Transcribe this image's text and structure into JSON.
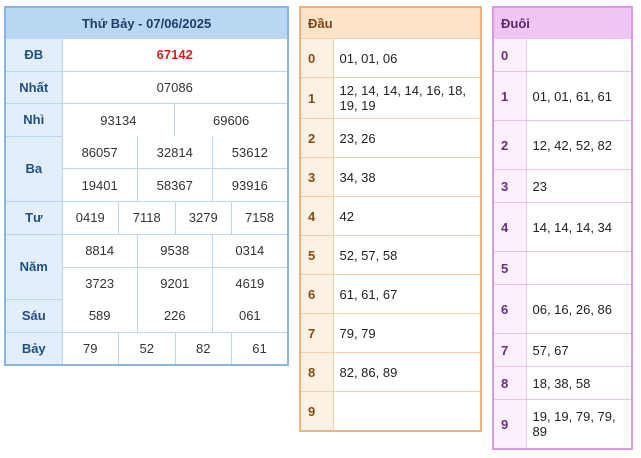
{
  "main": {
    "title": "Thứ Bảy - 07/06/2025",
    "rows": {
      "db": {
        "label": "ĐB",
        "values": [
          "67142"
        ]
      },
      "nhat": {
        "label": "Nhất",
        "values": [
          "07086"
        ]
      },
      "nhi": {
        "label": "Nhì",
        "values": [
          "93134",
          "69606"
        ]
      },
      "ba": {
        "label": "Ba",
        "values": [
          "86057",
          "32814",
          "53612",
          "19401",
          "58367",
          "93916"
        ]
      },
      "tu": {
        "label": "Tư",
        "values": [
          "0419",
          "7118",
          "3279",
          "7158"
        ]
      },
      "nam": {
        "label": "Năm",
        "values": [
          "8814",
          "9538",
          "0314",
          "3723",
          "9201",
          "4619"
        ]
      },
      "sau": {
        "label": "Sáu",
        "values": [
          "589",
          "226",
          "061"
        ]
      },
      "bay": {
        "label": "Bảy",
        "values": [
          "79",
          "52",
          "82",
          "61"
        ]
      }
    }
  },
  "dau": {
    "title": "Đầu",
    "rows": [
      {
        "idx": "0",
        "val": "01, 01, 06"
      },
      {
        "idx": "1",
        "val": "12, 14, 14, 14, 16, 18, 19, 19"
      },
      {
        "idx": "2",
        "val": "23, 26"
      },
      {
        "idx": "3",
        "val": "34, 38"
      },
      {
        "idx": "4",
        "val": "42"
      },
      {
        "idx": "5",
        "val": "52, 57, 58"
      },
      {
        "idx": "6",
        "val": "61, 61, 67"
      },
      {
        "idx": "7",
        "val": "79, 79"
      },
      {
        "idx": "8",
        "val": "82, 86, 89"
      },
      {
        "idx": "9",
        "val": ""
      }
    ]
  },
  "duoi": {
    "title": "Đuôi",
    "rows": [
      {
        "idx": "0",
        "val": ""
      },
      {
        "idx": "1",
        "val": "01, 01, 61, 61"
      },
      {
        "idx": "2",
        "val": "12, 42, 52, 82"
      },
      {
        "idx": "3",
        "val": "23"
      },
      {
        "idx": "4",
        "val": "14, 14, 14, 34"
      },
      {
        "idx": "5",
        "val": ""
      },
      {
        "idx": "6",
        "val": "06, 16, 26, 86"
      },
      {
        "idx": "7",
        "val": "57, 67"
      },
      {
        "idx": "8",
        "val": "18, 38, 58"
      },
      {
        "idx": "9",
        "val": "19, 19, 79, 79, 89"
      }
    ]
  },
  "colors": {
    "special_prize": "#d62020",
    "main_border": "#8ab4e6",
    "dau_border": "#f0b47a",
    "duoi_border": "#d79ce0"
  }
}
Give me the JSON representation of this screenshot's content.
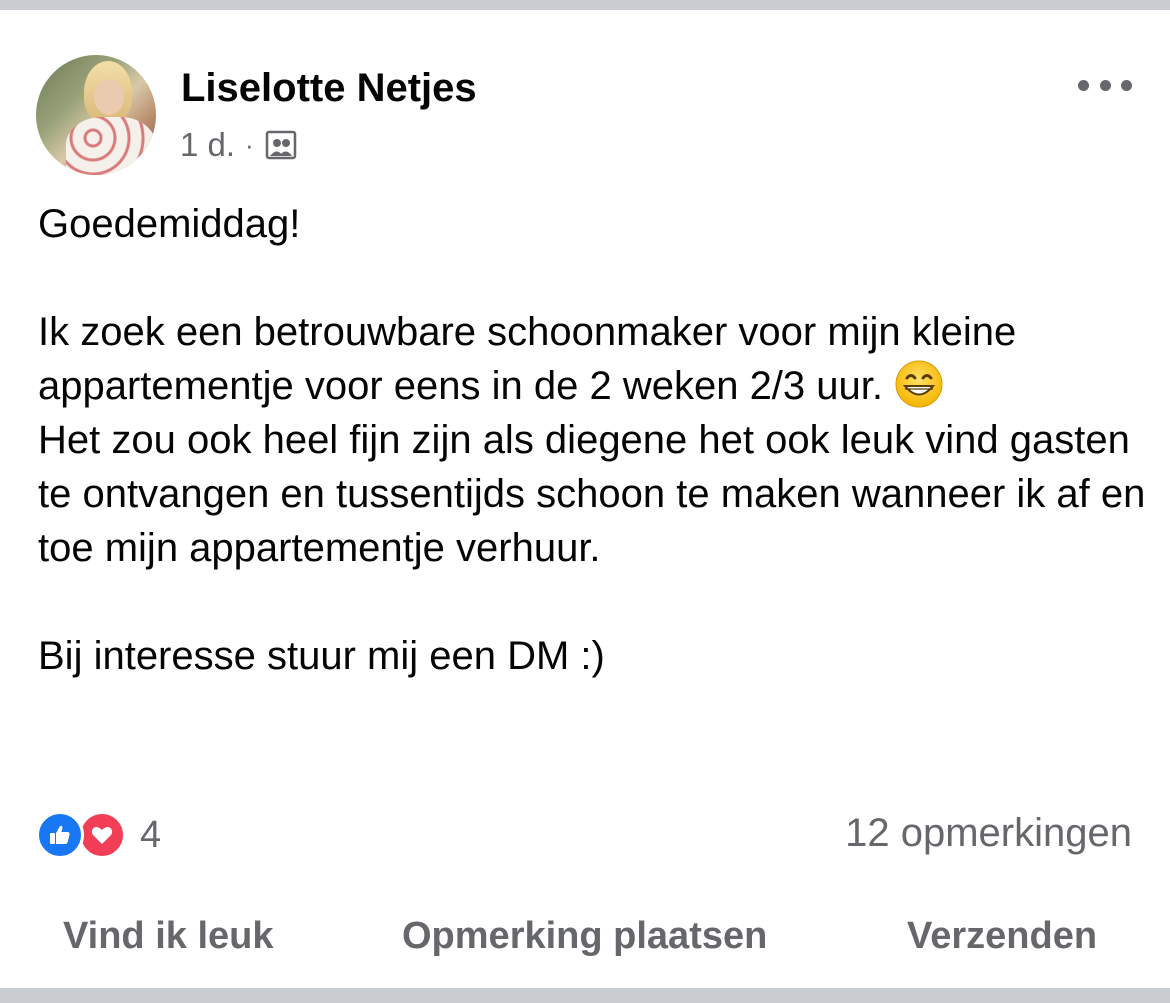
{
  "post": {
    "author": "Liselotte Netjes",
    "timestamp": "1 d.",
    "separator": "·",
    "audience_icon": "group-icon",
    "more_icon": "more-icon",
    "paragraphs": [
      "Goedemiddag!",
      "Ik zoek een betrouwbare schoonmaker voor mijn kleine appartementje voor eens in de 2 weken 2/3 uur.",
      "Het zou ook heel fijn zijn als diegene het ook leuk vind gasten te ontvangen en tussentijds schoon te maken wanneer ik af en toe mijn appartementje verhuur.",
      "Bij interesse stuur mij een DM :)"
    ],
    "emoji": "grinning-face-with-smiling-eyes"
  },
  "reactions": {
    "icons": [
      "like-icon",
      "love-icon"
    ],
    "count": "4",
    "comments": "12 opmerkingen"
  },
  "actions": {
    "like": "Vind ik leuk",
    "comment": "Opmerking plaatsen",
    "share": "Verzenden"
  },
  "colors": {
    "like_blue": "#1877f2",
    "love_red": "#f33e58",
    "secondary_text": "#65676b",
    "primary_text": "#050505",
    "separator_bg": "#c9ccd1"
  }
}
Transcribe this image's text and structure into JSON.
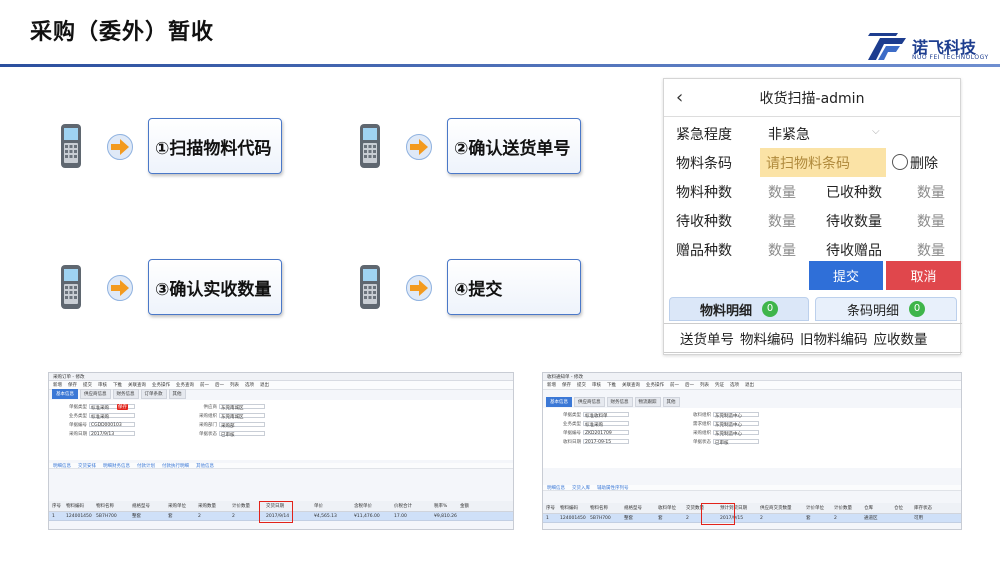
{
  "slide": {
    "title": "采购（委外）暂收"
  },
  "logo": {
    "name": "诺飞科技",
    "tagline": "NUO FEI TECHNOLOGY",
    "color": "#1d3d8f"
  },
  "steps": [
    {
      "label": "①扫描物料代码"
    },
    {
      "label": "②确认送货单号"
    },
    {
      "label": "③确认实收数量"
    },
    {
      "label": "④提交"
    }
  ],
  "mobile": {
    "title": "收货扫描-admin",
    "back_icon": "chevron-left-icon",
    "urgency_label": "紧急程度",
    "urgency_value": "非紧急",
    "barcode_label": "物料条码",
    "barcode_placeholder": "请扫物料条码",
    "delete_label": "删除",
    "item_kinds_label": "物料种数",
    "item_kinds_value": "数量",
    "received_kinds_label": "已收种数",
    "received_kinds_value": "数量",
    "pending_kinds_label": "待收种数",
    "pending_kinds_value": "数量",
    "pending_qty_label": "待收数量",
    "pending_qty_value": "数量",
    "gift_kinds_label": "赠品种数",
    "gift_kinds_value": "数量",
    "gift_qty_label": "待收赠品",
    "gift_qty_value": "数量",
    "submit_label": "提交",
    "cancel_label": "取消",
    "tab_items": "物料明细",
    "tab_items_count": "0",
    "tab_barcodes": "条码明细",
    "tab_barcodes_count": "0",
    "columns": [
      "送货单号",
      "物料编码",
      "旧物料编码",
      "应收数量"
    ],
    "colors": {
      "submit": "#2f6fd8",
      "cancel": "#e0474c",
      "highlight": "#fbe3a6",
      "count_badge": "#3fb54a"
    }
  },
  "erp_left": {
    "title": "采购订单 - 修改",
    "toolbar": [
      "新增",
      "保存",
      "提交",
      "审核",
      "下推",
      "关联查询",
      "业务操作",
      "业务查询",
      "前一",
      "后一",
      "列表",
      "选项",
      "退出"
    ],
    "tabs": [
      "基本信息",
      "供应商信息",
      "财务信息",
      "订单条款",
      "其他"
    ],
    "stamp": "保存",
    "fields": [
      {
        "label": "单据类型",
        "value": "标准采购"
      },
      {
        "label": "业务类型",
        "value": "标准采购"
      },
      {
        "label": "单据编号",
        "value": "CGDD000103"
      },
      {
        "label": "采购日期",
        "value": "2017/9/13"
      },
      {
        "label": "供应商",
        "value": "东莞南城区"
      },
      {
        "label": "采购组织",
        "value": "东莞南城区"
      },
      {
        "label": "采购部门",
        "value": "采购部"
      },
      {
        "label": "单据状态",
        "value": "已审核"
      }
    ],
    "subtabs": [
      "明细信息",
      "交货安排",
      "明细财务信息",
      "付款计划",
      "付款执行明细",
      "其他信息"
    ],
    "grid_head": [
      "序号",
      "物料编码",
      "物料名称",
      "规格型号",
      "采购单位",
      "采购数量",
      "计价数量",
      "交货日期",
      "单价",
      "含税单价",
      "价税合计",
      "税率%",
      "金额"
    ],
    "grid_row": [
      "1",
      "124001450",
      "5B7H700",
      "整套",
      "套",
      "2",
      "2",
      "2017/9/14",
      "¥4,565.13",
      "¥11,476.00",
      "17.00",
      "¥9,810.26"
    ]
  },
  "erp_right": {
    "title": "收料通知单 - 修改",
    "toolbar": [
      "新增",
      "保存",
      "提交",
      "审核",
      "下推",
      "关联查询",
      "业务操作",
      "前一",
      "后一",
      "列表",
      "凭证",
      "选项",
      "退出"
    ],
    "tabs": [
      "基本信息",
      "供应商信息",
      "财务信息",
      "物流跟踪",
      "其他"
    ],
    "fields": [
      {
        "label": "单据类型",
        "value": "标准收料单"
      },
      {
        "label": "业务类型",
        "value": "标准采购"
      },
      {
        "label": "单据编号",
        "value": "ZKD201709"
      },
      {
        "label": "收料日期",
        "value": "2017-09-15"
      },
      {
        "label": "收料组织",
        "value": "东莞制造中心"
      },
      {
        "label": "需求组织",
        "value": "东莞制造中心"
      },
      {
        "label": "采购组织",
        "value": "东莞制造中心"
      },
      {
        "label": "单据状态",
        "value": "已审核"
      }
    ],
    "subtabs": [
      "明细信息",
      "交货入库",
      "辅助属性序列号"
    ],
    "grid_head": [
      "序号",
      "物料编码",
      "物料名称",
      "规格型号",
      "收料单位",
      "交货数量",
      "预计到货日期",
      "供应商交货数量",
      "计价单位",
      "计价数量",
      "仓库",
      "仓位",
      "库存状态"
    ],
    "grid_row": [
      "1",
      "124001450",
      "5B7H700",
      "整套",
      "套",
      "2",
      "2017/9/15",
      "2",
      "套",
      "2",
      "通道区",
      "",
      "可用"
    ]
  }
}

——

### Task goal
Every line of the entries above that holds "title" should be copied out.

### Written answer
    "title": "Thứ Bảy - 07/06/2025",
    "title": "Đầu",
    "title": "Đuôi",
    "title": "采购（委外）暂收"
    "title": "收货扫描-admin",
    "title": "采购订单 - 修改",
    "title": "收料通知单 - 修改",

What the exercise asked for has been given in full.